An article [1] of has reported that Bill Gates has bought the rights to seven lectures by the late Richard Feynman, which were filmed by the BBC in 1964 — a year before Feynman shared the Nobel Prize in Physics [with Sin'itiro Tomonaga and Julian Schwinger] — and that you can watch them for free at [2]. All we need to do is download and install a bit of software from Microsoft, which takes us a minute or two.

Feynman presented these lectures as the Messenger Lectures at Cornell University in the United States. Titles of them are
  1. The Law of Gravitation, an example of Physical Law
  2. The Relation of Mathematics to Physics
  3. The Great Conservation Principles
  4. Symmetry in Physical Law
  5. The Distinction of Past and Future
  6. Probability and Uncertainty the Quantum Mechanical Law of Nature
  7. Seeking New Laws
Under the movie we can read Feynman's words, so that non-native speakers of English who are unaccustomed to listening lectures in English can well enjoy these lectures. The Messenger Series of lectures is also available as a book [3]. In the foreword of the book, we read, to our astonishment, that Feynman delivered these lectures not from a prepared manuscript but extempore from a few notes.
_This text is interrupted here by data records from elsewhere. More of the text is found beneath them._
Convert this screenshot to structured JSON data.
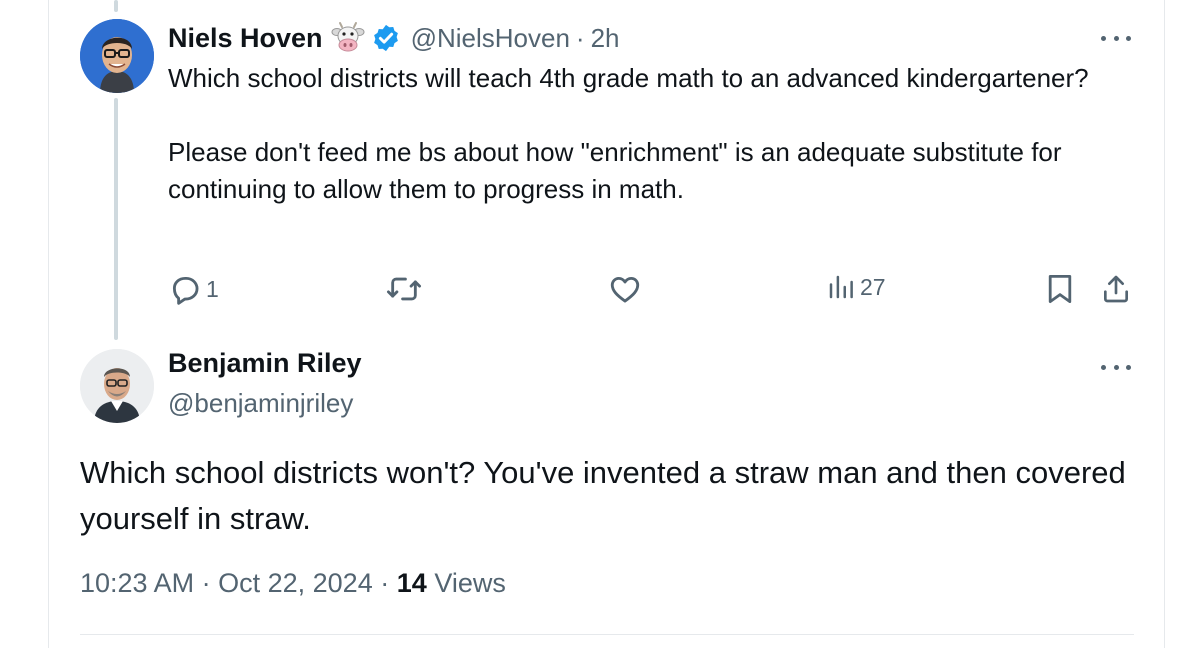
{
  "original_tweet": {
    "author_name": "Niels Hoven",
    "handle": "@NielsHoven",
    "separator": "·",
    "time": "2h",
    "badge_emoji": "cow-face-icon",
    "verified": true,
    "paragraphs": [
      "Which school districts will teach 4th grade math to an advanced kindergartener?",
      "Please don't feed me bs about how \"enrichment\" is an adequate substitute for continuing to allow them to progress in math."
    ],
    "reply_count": "1",
    "view_count": "27"
  },
  "reply_tweet": {
    "author_name": "Benjamin Riley",
    "handle": "@benjaminjriley",
    "text": "Which school districts won't? You've invented a straw man and then covered yourself in straw.",
    "time": "10:23 AM",
    "separator": "·",
    "date": "Oct 22, 2024",
    "view_count": "14",
    "views_label": "Views"
  },
  "colors": {
    "text": "#0f1419",
    "secondary": "#536471",
    "verified_blue": "#1d9bf0",
    "thread_line": "#cfd9de"
  }
}
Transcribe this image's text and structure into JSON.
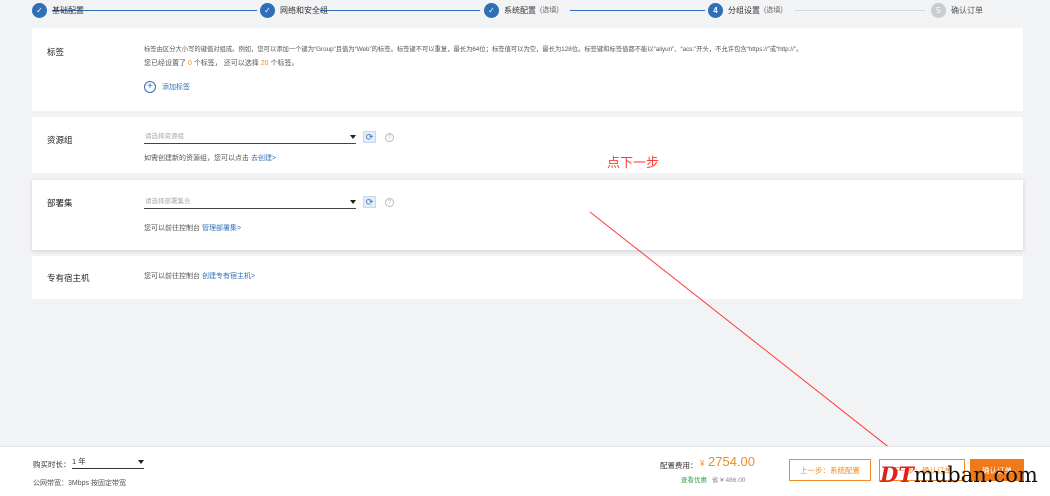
{
  "steps": [
    {
      "num": "",
      "label": "基础配置",
      "opt": "",
      "state": "done"
    },
    {
      "num": "",
      "label": "网络和安全组",
      "opt": "",
      "state": "done"
    },
    {
      "num": "",
      "label": "系统配置",
      "opt": "(选填)",
      "state": "done"
    },
    {
      "num": "4",
      "label": "分组设置",
      "opt": "(选填)",
      "state": "active"
    },
    {
      "num": "5",
      "label": "确认订单",
      "opt": "",
      "state": "todo"
    }
  ],
  "tags": {
    "title": "标签",
    "desc": "标签由区分大小写的键值对组成。例如，您可以添加一个键为“Group”且值为“Web”的标签。标签键不可以重复，最长为64位；标签值可以为空，最长为128位。标签键和标签值都不能以“aliyun”、“acs:”开头，不允许包含“https://”或“http://”。",
    "count_pre": "您已经设置了",
    "count_set": "0",
    "count_mid": "个标签， 还可以选择",
    "count_left": "20",
    "count_post": "个标签。",
    "add_label": "添加标签"
  },
  "resource_group": {
    "title": "资源组",
    "placeholder": "请选择资源组",
    "hint": "如需创建新的资源组，您可以点击",
    "hint_link": "去创建>"
  },
  "deployment_set": {
    "title": "部署集",
    "placeholder": "请选择部署集合",
    "hint": "您可以前往控制台",
    "hint_link": "管理部署集>"
  },
  "dedicated_host": {
    "title": "专有宿主机",
    "hint": "您可以前往控制台",
    "hint_link": "创建专有宿主机>"
  },
  "annotation": "点下一步",
  "footer": {
    "buy_label": "购买时长：",
    "buy_value": "1 年",
    "bandwidth": "公网带宽：3Mbps 按固定带宽",
    "cost_label": "配置费用：",
    "currency": "¥",
    "cost_value": "2754.00",
    "discount": "查看优惠",
    "save": "省 ¥ 486.00",
    "prev_button": "上一步：系统配置",
    "next_button": "下一步：确认订单",
    "confirm_button": "确认订单"
  },
  "watermark": {
    "dt": "DT",
    "rest": "muban.com"
  },
  "colors": {
    "primary": "#2f6fb7",
    "accent": "#f08a24",
    "annotation": "#ff3a3a"
  }
}
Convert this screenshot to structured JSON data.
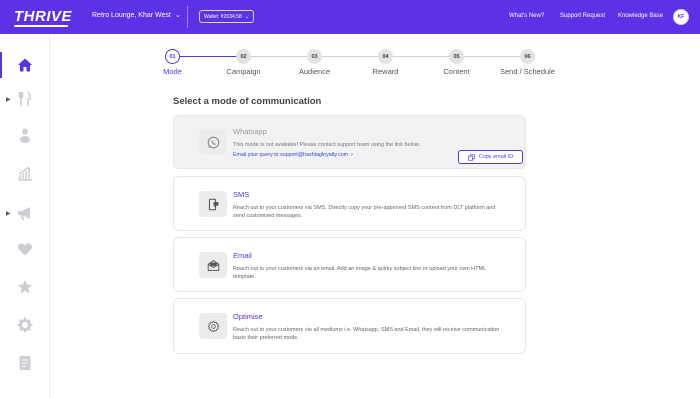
{
  "header": {
    "logo": "THRIVE",
    "store_name": "Retro Lounge, Khar West",
    "wallet": "Wallet: ₹2034.58",
    "nav": [
      "What's New?",
      "Support Request",
      "Knowledge Base"
    ],
    "avatar_initials": "KF",
    "accent_color": "#5b32e6"
  },
  "sidebar": {
    "items": [
      {
        "icon": "home-icon",
        "active": true
      },
      {
        "icon": "fork-knife-icon",
        "expandable": true
      },
      {
        "icon": "user-icon"
      },
      {
        "icon": "chart-icon"
      },
      {
        "icon": "megaphone-icon",
        "expandable": true
      },
      {
        "icon": "heart-icon"
      },
      {
        "icon": "star-icon"
      },
      {
        "icon": "gear-icon"
      },
      {
        "icon": "receipt-icon"
      }
    ]
  },
  "stepper": {
    "steps": [
      {
        "num": "01",
        "label": "Mode",
        "active": true
      },
      {
        "num": "02",
        "label": "Campaign"
      },
      {
        "num": "03",
        "label": "Audience"
      },
      {
        "num": "04",
        "label": "Reward"
      },
      {
        "num": "05",
        "label": "Content"
      },
      {
        "num": "06",
        "label": "Send / Schedule"
      }
    ]
  },
  "main": {
    "heading": "Select a mode of communication",
    "modes": [
      {
        "title": "Whatsapp",
        "description": "This mode is not available! Please contact support team using the link below.",
        "link": "Email your query to support@hashtagloyalty.com",
        "button": "Copy email ID",
        "disabled": true
      },
      {
        "title": "SMS",
        "description": "Reach out to your customers via SMS. Directly copy your pre-approved SMS content from DLT platform and send customised messages."
      },
      {
        "title": "Email",
        "description": "Reach out to your customers via an email. Add an image & quirky subject line or upload your own HTML template."
      },
      {
        "title": "Optimise",
        "description": "Reach out to your customers via all mediums i.e. Whatsapp, SMS and Email, they will receive communication basis their preferred mode."
      }
    ]
  }
}
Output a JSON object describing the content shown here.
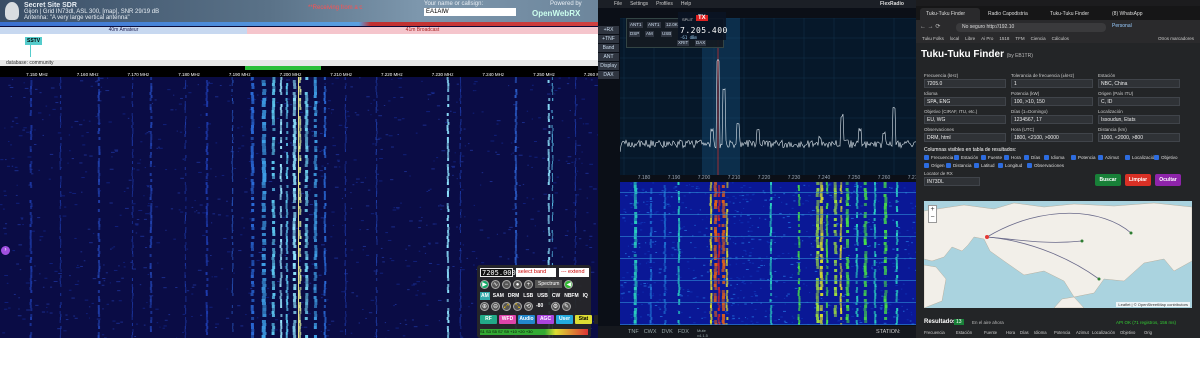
{
  "openwebrx": {
    "site_title": "Secret Site SDR",
    "location_line": "Gijon | Grid IN73dl, ASL 300, [map], SNR 29/19 dB",
    "antenna_line": "Antenna: \"A very large vertical antenna\"",
    "receiving_text": "**Receiving from a c",
    "callsign_label": "Your name or callsign:",
    "callsign_value": "EA1AIW",
    "powered_by": "Powered by",
    "powered_name": "OpenWebRX",
    "band_left": "40m Amateur",
    "band_right": "41m Broadcast",
    "bookmark": "SSTV",
    "database_label": "database: community",
    "scale_ticks": [
      "7.150 MHz",
      "7.160 MHz",
      "7.170 MHz",
      "7.180 MHz",
      "7.190 MHz",
      "7.200 MHz",
      "7.210 MHz",
      "7.220 MHz",
      "7.230 MHz",
      "7.240 MHz",
      "7.250 MHz",
      "7.260 MHz",
      "7.27"
    ],
    "panel": {
      "frequency": "7205.000",
      "select_band": "select band",
      "bookmark_sel": "--- extend",
      "spectrum_label": "Spectrum",
      "modes": [
        "AM",
        "SAM",
        "DRM",
        "LSB",
        "USB",
        "CW",
        "NBFM",
        "IQ"
      ],
      "buttons": [
        "RF",
        "WFD",
        "Audio",
        "AGC",
        "User",
        "Stat",
        "Off"
      ],
      "zoom_text": "-80",
      "smeter_scale": "S1  S3  S5  S7  S9  +10  +20  +30"
    }
  },
  "smartsdr": {
    "menu": [
      "File",
      "Settings",
      "Profiles",
      "Help"
    ],
    "brand": "FlexRadio",
    "side_buttons": [
      "+RX",
      "+TNF",
      "Band",
      "ANT",
      "Display",
      "DAX"
    ],
    "vfo_buttons": [
      "ANT1",
      "ANT1",
      "12.0K",
      "DSP",
      "AM",
      "USB",
      "XRIT",
      "DAX"
    ],
    "split": "SPLIT",
    "tx": "TX",
    "frequency": "7.205.400",
    "db_label": "-61 dBm",
    "scale_ticks": [
      "7.180",
      "7.190",
      "7.200",
      "7.210",
      "7.220",
      "7.230",
      "7.240",
      "7.250",
      "7.260",
      "7.270"
    ],
    "status_items": [
      "TNF",
      "CWX",
      "DVK",
      "FDX"
    ],
    "status_mid": "Mute\nv4.1.5",
    "station": "STATION: GIJON"
  },
  "browser": {
    "tabs": [
      "Tuku-Tuku Finder",
      "Radio Capodistria",
      "Tuku-Tuku Finder",
      "(8) WhatsApp"
    ],
    "url": "No seguro   http://192.10",
    "profile": "Personal",
    "bookmarks": [
      "Tuku Folks",
      "local",
      "Libre",
      "Ai Pro",
      "1518",
      "TFM",
      "Ciencia",
      "Cálculos"
    ],
    "other_bookmarks": "Otros marcadores",
    "title": "Tuku-Tuku Finder",
    "by": "(by EB1TR)",
    "fields": [
      {
        "label": "Frecuencia (kHz)",
        "value": "7205.0"
      },
      {
        "label": "Tolerancia de frecuencia (±kHz)",
        "value": "1"
      },
      {
        "label": "Estación",
        "value": "NBC, China"
      },
      {
        "label": "Idioma",
        "value": "SPA, ENG"
      },
      {
        "label": "Potencia (kW)",
        "value": "100, >10, 150"
      },
      {
        "label": "Origen (País ITU)",
        "value": "C, ID"
      },
      {
        "label": "Objetivo (CIRAF, ITU, etc.)",
        "value": "EU, WG"
      },
      {
        "label": "Días (1=Domingo)",
        "value": "1234567, 17"
      },
      {
        "label": "Localización",
        "value": "Issoudun, Etats"
      },
      {
        "label": "Observaciones",
        "value": "DRM, html"
      },
      {
        "label": "Hora (UTC)",
        "value": "1800, <2100, >0000"
      },
      {
        "label": "Distancia (km)",
        "value": "1000, <2000, >800"
      }
    ],
    "columns_title": "Columnas visibles en tabla de resultados:",
    "columns": [
      "Frecuencia",
      "Estación",
      "Fuente",
      "Hora",
      "Días",
      "Idioma",
      "Potencia",
      "Azimut",
      "Localización",
      "Objetivo",
      "Origen",
      "Distancia",
      "Latitud",
      "Longitud",
      "Observaciones"
    ],
    "locator_label": "Locator de RX",
    "locator_value": "IN73DL",
    "btn_search": "Buscar",
    "btn_clear": "Limpiar",
    "btn_hide": "Ocultar",
    "btn_colors": {
      "search": "#188038",
      "clear": "#d93025",
      "hide": "#8e24aa"
    },
    "map_credit": "Leaflet | © OpenStreetMap contributors",
    "zoom_in": "+",
    "zoom_out": "−",
    "results_title": "Resultados",
    "results_count": "13",
    "results_auto": "En el aire ahora",
    "results_ok": "API OK (71 registros, 156 ms)",
    "results_headers": [
      "Frecuencia",
      "Estación",
      "Fuente",
      "Hora",
      "Días",
      "Idioma",
      "Potencia",
      "Azimut",
      "Localización",
      "Objetivo",
      "Orig"
    ]
  }
}
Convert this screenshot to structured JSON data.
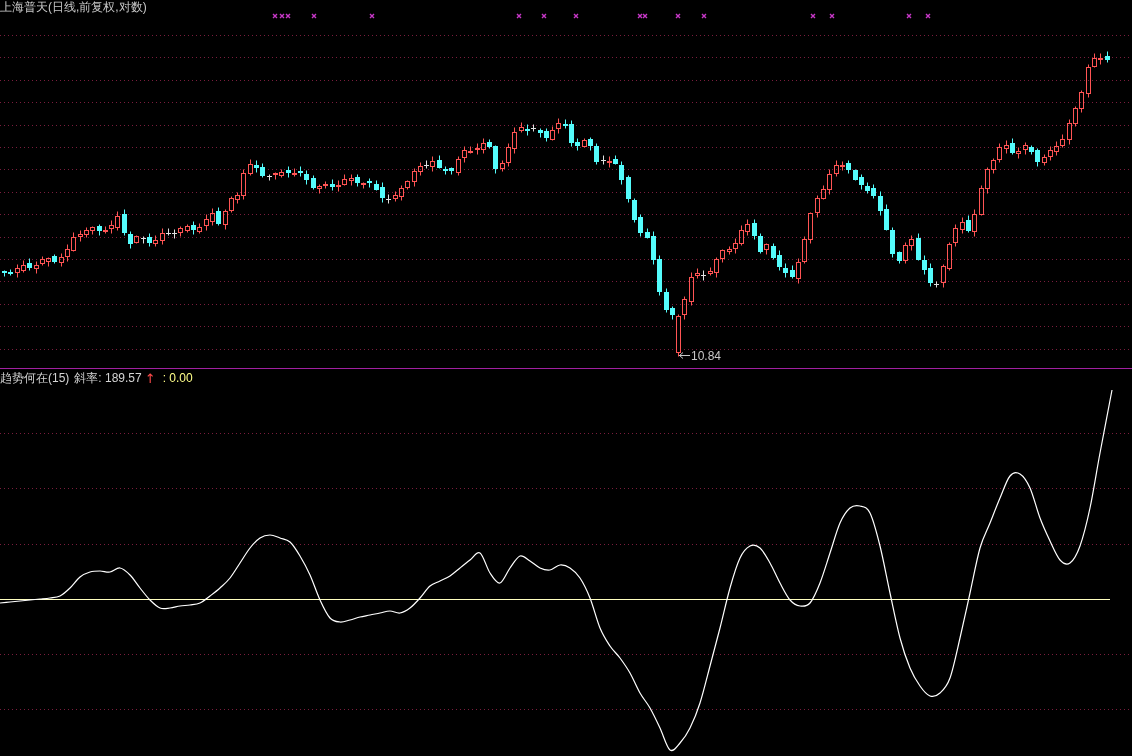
{
  "title": "上海普天(日线,前复权,对数)",
  "price_panel": {
    "low_price": "10.84"
  },
  "indicator_panel": {
    "name": "趋势何在(15)",
    "slope_reading": "斜率: 189.57",
    "slope_arrow": "↑",
    "reading_2": ": 0.00"
  }
}
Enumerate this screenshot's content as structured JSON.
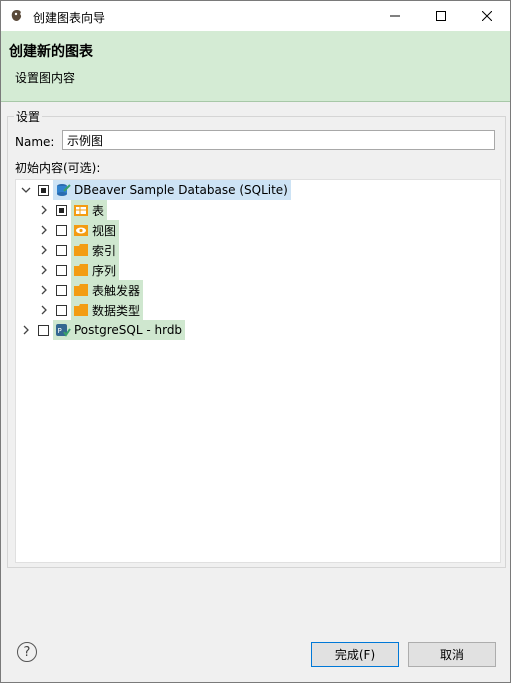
{
  "window": {
    "title": "创建图表向导"
  },
  "banner": {
    "title": "创建新的图表",
    "subtitle": "设置图内容"
  },
  "form": {
    "group_label": "设置",
    "name_label": "Name:",
    "name_value": "示例图",
    "content_label": "初始内容(可选):"
  },
  "tree": {
    "root": {
      "label": "DBeaver Sample Database (SQLite)",
      "state": "partial",
      "expanded": true,
      "icon": "database-icon"
    },
    "children": [
      {
        "label": "表",
        "state": "partial",
        "icon": "table-folder-icon"
      },
      {
        "label": "视图",
        "state": "unchecked",
        "icon": "view-folder-icon"
      },
      {
        "label": "索引",
        "state": "unchecked",
        "icon": "folder-icon"
      },
      {
        "label": "序列",
        "state": "unchecked",
        "icon": "folder-icon"
      },
      {
        "label": "表触发器",
        "state": "unchecked",
        "icon": "folder-icon"
      },
      {
        "label": "数据类型",
        "state": "unchecked",
        "icon": "folder-icon"
      }
    ],
    "second_root": {
      "label": "PostgreSQL - hrdb",
      "state": "unchecked",
      "expanded": false,
      "icon": "postgres-icon"
    }
  },
  "buttons": {
    "finish": "完成(F)",
    "cancel": "取消"
  },
  "colors": {
    "banner": "#d4ebd4",
    "selection": "#cfe7cf",
    "folder": "#f39c12"
  }
}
  1. H. Johnston, Watch Richard Feynman’s lectures for free, blog (July 17, 2009).
  3. R. Feynman, The Character of Physical Law (Penguin, 2007).

Friday, May 22, 2009

Recent Visitors by Country

Each of three blog sites of mine at (two in English and one in Japanese) has a counter provided by At the site of, we can see the country share of the latest 99 visitors to each of our own site. The numbers I saw today for my blog sites written in English are as follows (Japan has been excluded from the list, because a considerable number of my own visits for check and correction purposes are included):

"Surely You're Joking" site (Visitors No. 3254–No. 3352)

1United States34%
2United Kingdom5%
3Costa Rica3%
Countries at the 1% level are Canada, Indonesia, Lithuania, Malaysia, Mexico, Philippines, Poland, Sweden and Switzerland.

"Femto-Essays" site (Visitors No. 7366–No. 7364)

1United States25%
5United Kingdom3%
Countries at the 1% level are Bangladesh, Denmark, Estonia, Italy, Kuwait, Mexico, Morocco, Panama, Singapore and Ukraine.

Thursday, April 09, 2009

Got an E-mail Message about Kazumi

Last Friday I got an e-mail message about Kazumi from one of his ex-student, Lian Chen. I quote it below by his permission.

Dear Prof. Tabata:

Thanks a lot for your writing about Prof. Kazumi Maki. I was a Ph. D student with Prof. Maki in period 1985-1989. During his sabbatical year 1986–-1987 I went to Max-Planck Institute in Stuttgart Germany. I know Prof. Maki won the prestigious Alexander von Humboldt senior scientists award for his stay at that year in Germany. They also bought a grand piano at the end of his sabbatical and shipped back to US. Both Prof. Maki and Masako were very nice to us as a student at the time. I'm sad that Kazumi has past.

Sincerely yours,
Liang Chen
Department of Physics
University of Ottawa
Ottawa, Ontario
Canada K1N6N5

I suppose that the grand piano mentioned by Liang must have been a gift from Kazumi to Masako on the occasion of the fifteenth anniversary of their wedding. I have never sent such a great gift to my wife!